Piano rose to international prominence with his codesign of the Pompidou Center in Paris, described by The New York Times as a building that "turned the architecture world upside down." Since then, he has continued to craft many high-profile cultural spaces, including the Modern Wing of the Art Institute of Chicago; the Morgan Library Renovation and Expansion in New York; and, most recently, the Whitney Museum of American Art, an asymmetric nine-story structure in Manhattan's Meatpacking District with both indoor and outdoor galleries. In New York and London, the Renzo touch has also transformed the skyline with the towers of the New York Times Building and the Shard, the tallest building in the European Union.
This essential introduction travels from Osaka, Japan, to Bern, Switzerland, and through many cities, structures, and islands in between, to explore the staggering scope of the Renzo Piano repertoire. From the "inside-out" Pompidou to the airy shells of the Tjibaou Cultural Center in Nouméa, New Caledonia, this is a thrilling journey through the beauty of architecture, where, in Piano's own words, "each time, it is like life starting all over again."
About the series
Born back in 1985, the Basic Art Series has evolved into the best-selling art book collection ever published.

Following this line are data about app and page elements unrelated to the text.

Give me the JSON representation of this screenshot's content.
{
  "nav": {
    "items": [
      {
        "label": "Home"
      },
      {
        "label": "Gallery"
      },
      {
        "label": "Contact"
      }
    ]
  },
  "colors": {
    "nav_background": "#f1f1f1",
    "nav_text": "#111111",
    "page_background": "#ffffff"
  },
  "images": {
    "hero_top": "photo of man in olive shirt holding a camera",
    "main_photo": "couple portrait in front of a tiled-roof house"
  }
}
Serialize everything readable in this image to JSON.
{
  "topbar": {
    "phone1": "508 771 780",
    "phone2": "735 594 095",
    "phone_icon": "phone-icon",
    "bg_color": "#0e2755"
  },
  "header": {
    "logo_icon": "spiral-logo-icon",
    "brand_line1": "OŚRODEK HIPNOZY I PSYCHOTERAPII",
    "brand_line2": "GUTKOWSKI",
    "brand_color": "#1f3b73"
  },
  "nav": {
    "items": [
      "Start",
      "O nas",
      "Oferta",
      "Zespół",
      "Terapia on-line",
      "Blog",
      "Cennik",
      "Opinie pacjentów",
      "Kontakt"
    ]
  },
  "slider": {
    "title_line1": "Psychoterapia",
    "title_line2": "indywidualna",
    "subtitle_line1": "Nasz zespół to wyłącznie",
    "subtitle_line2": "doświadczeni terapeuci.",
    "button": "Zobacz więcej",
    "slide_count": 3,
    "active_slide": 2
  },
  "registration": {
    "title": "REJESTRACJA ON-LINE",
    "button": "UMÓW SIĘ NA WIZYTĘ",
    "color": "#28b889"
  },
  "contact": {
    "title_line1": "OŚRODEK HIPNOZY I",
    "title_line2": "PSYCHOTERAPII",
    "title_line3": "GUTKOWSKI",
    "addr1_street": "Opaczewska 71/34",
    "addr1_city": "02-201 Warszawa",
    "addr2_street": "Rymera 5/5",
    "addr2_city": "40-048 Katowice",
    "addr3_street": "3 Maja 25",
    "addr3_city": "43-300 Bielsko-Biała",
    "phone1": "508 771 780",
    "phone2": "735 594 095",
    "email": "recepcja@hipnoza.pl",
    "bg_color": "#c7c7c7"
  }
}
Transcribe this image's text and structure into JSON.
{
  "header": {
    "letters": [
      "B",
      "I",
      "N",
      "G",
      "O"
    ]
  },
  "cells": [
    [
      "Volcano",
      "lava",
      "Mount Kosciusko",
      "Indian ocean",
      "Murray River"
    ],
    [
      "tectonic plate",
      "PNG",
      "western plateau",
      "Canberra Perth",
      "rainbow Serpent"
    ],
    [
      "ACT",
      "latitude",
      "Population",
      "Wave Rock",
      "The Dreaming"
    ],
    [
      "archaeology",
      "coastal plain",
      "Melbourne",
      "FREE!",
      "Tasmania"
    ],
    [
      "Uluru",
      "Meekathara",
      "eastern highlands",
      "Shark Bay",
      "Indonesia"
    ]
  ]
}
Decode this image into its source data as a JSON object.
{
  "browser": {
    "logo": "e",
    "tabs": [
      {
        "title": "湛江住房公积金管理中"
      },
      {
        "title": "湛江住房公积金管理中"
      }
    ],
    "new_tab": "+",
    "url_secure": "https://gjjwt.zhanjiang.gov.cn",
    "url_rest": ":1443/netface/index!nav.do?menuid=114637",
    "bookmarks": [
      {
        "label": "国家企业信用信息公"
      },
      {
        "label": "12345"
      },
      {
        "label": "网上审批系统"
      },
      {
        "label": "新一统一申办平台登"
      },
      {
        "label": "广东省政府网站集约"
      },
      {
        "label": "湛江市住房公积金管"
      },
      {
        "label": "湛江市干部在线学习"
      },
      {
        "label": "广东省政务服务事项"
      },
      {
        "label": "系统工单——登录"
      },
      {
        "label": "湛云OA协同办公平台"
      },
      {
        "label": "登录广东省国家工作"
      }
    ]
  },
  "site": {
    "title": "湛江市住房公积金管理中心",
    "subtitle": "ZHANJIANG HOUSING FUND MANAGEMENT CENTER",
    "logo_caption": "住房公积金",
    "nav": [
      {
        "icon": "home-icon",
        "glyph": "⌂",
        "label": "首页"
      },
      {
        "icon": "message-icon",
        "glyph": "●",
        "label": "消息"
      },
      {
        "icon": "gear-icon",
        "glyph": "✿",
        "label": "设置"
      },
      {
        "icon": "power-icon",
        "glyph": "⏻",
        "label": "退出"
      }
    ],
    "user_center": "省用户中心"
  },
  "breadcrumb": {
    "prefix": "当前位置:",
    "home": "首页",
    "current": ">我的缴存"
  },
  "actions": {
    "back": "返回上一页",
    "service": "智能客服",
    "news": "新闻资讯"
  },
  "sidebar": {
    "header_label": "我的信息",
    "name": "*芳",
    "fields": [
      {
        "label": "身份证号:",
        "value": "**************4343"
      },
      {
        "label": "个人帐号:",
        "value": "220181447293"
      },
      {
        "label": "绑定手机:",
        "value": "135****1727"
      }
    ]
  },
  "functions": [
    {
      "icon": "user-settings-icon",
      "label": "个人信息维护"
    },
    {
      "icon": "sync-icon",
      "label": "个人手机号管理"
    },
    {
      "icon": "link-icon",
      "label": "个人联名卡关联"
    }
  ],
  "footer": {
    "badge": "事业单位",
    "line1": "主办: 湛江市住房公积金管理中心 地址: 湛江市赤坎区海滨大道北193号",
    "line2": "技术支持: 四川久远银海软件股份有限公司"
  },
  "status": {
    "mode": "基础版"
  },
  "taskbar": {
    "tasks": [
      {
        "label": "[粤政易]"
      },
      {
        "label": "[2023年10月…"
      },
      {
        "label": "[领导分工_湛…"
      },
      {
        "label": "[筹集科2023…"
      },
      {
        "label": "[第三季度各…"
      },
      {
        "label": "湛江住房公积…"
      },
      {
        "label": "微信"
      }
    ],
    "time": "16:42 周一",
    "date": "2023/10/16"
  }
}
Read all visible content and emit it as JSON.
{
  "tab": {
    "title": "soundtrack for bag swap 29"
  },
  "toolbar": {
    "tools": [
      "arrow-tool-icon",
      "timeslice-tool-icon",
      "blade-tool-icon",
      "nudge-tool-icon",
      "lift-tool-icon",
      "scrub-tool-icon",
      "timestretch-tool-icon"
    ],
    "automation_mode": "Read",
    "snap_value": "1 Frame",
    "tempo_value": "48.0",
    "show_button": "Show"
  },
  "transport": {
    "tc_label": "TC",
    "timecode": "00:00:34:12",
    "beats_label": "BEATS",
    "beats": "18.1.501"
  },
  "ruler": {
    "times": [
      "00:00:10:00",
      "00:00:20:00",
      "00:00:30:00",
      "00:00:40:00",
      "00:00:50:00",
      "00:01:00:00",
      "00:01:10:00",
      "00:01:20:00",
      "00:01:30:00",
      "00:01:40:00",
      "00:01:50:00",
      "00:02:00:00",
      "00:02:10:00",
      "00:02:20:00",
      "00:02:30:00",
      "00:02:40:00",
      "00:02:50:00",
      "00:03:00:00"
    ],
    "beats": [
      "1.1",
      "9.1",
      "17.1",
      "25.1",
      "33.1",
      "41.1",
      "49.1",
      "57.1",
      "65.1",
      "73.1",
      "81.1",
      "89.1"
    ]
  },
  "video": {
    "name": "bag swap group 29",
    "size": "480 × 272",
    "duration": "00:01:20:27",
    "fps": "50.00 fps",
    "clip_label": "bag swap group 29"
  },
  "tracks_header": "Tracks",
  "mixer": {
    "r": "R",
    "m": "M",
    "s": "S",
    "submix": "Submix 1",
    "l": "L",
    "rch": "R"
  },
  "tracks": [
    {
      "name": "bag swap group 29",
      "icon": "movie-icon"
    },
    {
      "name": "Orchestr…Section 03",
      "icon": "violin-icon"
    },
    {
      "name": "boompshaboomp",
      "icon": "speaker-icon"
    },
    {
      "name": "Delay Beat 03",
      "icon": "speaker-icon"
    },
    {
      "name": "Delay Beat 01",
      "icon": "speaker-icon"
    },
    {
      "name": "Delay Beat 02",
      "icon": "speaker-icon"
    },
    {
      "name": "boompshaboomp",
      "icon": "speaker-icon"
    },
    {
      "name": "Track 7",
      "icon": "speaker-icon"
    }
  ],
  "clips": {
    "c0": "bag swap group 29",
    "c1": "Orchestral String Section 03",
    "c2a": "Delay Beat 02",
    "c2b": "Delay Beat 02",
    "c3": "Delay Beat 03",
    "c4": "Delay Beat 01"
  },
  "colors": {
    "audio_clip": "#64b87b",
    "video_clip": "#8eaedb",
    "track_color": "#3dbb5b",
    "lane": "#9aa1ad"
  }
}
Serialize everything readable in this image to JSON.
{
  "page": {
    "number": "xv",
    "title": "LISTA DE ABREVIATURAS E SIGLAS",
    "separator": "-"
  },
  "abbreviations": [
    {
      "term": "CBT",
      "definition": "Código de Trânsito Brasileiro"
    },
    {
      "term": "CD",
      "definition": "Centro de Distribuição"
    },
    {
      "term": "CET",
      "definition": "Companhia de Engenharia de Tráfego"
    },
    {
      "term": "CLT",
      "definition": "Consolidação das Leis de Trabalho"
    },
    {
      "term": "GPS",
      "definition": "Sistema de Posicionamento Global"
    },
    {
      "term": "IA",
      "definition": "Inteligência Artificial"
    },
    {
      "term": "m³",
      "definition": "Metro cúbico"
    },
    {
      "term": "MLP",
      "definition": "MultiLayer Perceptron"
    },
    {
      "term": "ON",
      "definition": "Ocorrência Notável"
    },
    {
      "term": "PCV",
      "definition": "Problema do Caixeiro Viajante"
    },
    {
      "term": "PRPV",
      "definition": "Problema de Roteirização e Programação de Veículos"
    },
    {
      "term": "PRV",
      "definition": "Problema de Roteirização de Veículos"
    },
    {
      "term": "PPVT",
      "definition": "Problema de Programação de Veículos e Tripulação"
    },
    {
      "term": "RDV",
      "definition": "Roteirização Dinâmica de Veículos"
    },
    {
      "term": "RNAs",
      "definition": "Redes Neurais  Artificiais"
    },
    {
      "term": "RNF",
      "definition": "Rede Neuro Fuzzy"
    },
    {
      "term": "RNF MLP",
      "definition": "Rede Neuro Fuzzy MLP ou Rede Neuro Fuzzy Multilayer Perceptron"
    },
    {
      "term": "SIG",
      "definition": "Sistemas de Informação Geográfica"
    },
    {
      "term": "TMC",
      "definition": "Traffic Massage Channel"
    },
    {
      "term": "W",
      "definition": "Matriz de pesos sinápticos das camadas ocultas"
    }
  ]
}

Each book in TASCHEN's Basic Architecture series features:
- an introduction to the life and work of the architect
- the major works in chronological order
- information about the clients, architectural preconditions as well as construction problems and resolutions
- a list of all the selected works and a map indicating the locations of the best and most famous buildings
- approximately 120 illustrations (photographs, sketches, drafts, and plans)